Hannah Sassaman, Prometheus Radio Project

This video was originally shared on by acmeboston with a Creative Commons Attribution-NonCommercial-ShareAlike license.

Action Coalition for Media Education Joins Stop Big Media Coalition

June 28, 2006

ACMEBoston parent org, Action Coalition for Media Education is one of the Charter Members of the new Stop Big Media Coalition.

The Coalition writes,

“The Coalition believes that a free and vibrant media full of diverse, local and competing voices is the lifeblood of America’s democracy.

Massive consolidation of media ownership has dangerously reduced the number of voices in our nation’s media. Today, the vast majority of popular news, entertainment and information is controlled by a handful of giant media conglomerates. These corporations seek to minimize competition and maximize profits rather than inform, enlighten, and promote the public interest.

The FCC and Congress must ensure that our media system is, in the words of the Supreme Court, ‘an uninhibited marketplace of ideas in which truth will prevail.’

The Coalition is working to see that the FCC and Congress protect the American public from the further consolidation of US media ownership.

Click here, to join the coalition.”

Check out the blog and act now.

MGP2006 This Week

June 25, 2006

(crosspost from my blog)

I'm working on my presentation today for the MGP2006 conference this week at UMass Amherst. I will be speaking on a panel on Friday with Bentley College Profs. Elizabeth Ledoux and Mark Frydenberg, titled "Morphing from Music: iPods Enter the Classroom".

I built out the wiki page for the panel yesterday. We're hoping that folks will contribute to the wiki during the panel by adding their notes, ideas, questions, suggestions, etc.

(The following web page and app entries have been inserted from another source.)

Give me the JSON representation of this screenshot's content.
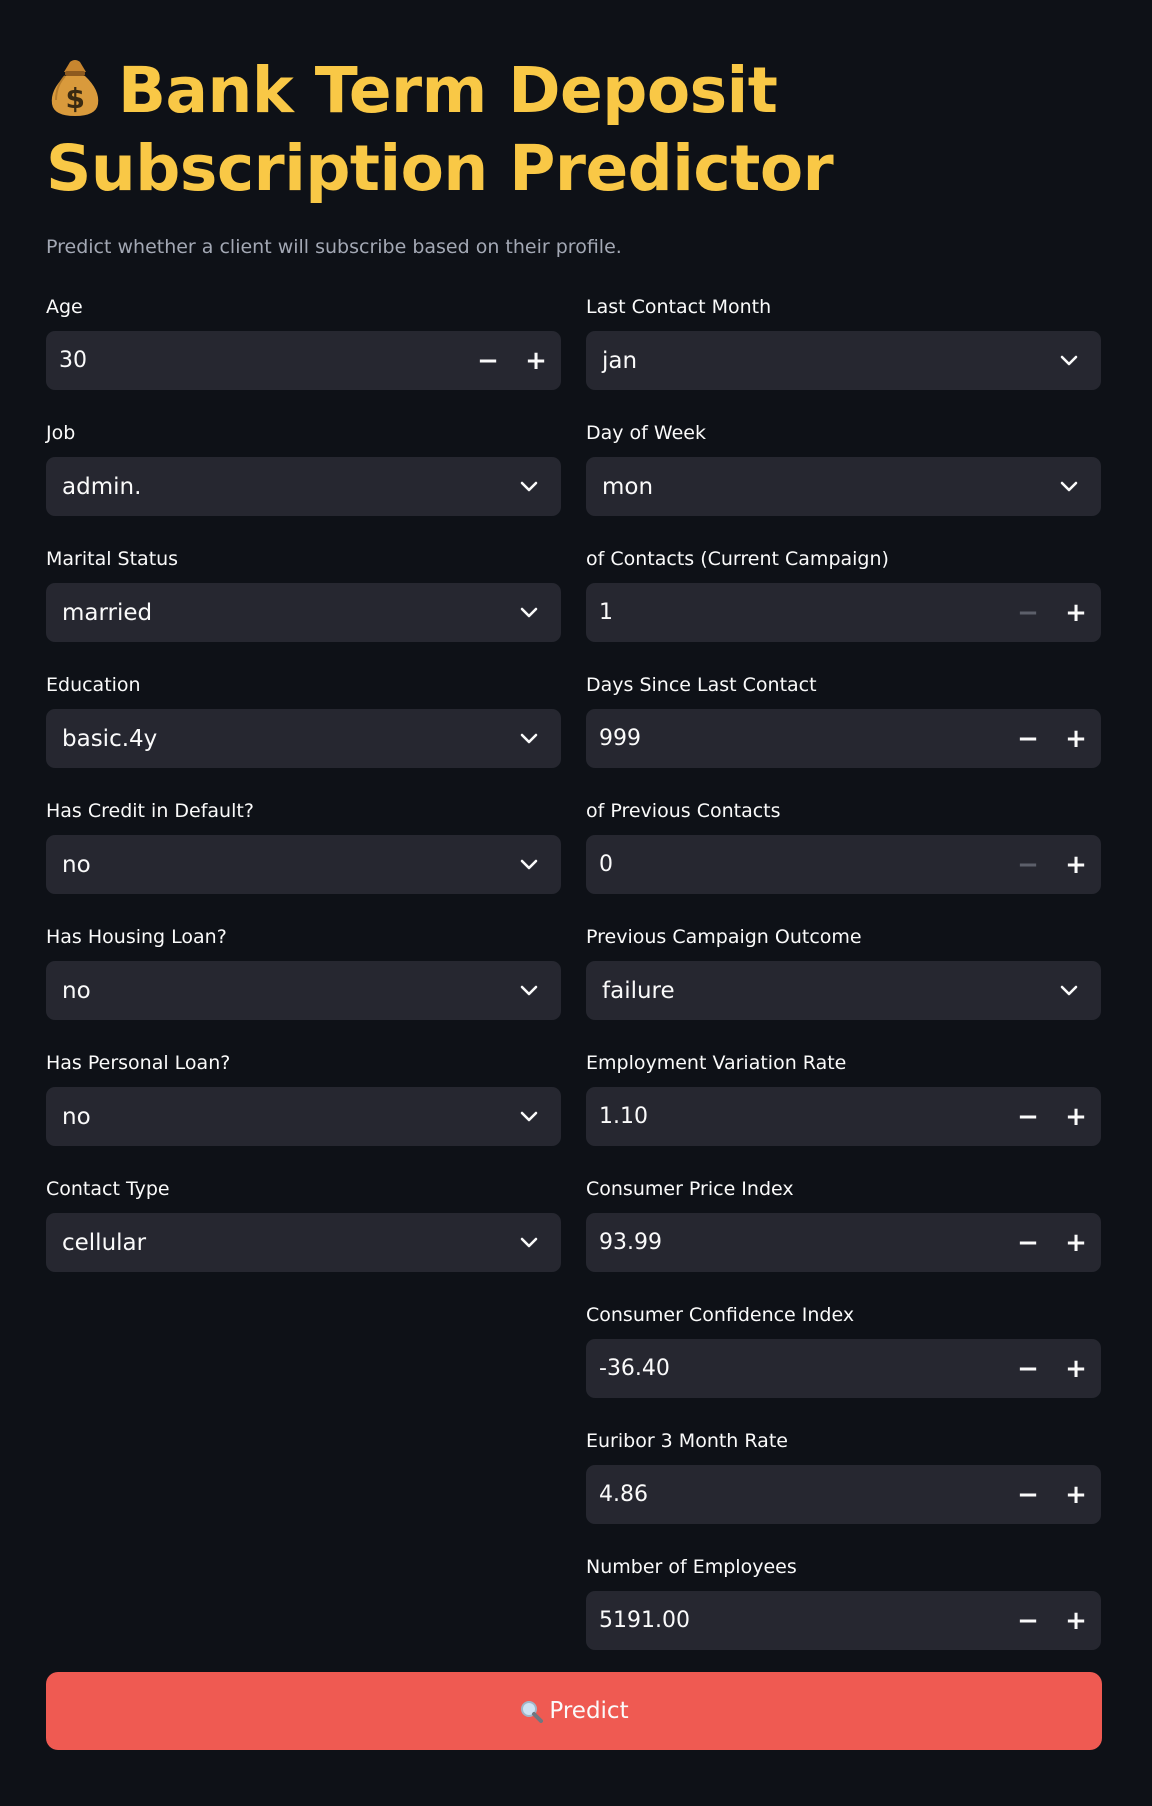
{
  "header": {
    "title": "Bank Term Deposit Subscription Predictor",
    "subtitle": "Predict whether a client will subscribe based on their profile."
  },
  "left_fields": [
    {
      "label": "Age",
      "type": "number",
      "value": "30"
    },
    {
      "label": "Job",
      "type": "select",
      "value": "admin."
    },
    {
      "label": "Marital Status",
      "type": "select",
      "value": "married"
    },
    {
      "label": "Education",
      "type": "select",
      "value": "basic.4y"
    },
    {
      "label": "Has Credit in Default?",
      "type": "select",
      "value": "no"
    },
    {
      "label": "Has Housing Loan?",
      "type": "select",
      "value": "no"
    },
    {
      "label": "Has Personal Loan?",
      "type": "select",
      "value": "no"
    },
    {
      "label": "Contact Type",
      "type": "select",
      "value": "cellular"
    }
  ],
  "right_fields": [
    {
      "label": "Last Contact Month",
      "type": "select",
      "value": "jan"
    },
    {
      "label": "Day of Week",
      "type": "select",
      "value": "mon"
    },
    {
      "label": "of Contacts (Current Campaign)",
      "type": "number",
      "value": "1"
    },
    {
      "label": "Days Since Last Contact",
      "type": "number",
      "value": "999"
    },
    {
      "label": "of Previous Contacts",
      "type": "number",
      "value": "0"
    },
    {
      "label": "Previous Campaign Outcome",
      "type": "select",
      "value": "failure"
    },
    {
      "label": "Employment Variation Rate",
      "type": "number",
      "value": "1.10"
    },
    {
      "label": "Consumer Price Index",
      "type": "number",
      "value": "93.99"
    },
    {
      "label": "Consumer Confidence Index",
      "type": "number",
      "value": "-36.40"
    },
    {
      "label": "Euribor 3 Month Rate",
      "type": "number",
      "value": "4.86"
    },
    {
      "label": "Number of Employees",
      "type": "number",
      "value": "5191.00"
    }
  ],
  "stepper": {
    "minus": "−",
    "plus": "+"
  },
  "predict_button": {
    "label": "Predict"
  },
  "colors": {
    "background": "#0e1117",
    "title": "#f9c846",
    "input_bg": "#262730",
    "button": "#ef5a52"
  }
}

My contribution to the discussion will be to talk briefly how the Berkman Center at Harvard Law School (where I work) has embraced podcasting as a tool for education both inside and outside the classroom. I am only planning to speak for 5 minutes, in order to leave plenty of time for discussion.

I am asking some of the following questions, in advance (which I've also added to the wiki):

  • How are new media tools like podcasting changing our understanding of what a classroom is?
  • How can more teachers, students, and educational institutions be encouraged to use and embrace podcasting as a tool through which more access to ideas, skills, and knowledge can be shared and built upon?
  • How can a local classroom use podcasting and blogs to create global classrooms and online coversations with those who enjoy access to these resources?
  • How can students and educators use podcasting to help bring more people online to bridge both the local and global digital divides?

I hope to also get a recording of the panel (either audio or video, or both) that I will make available here, following the discussion.

Colin Rhinesmith
President, ACMEBoston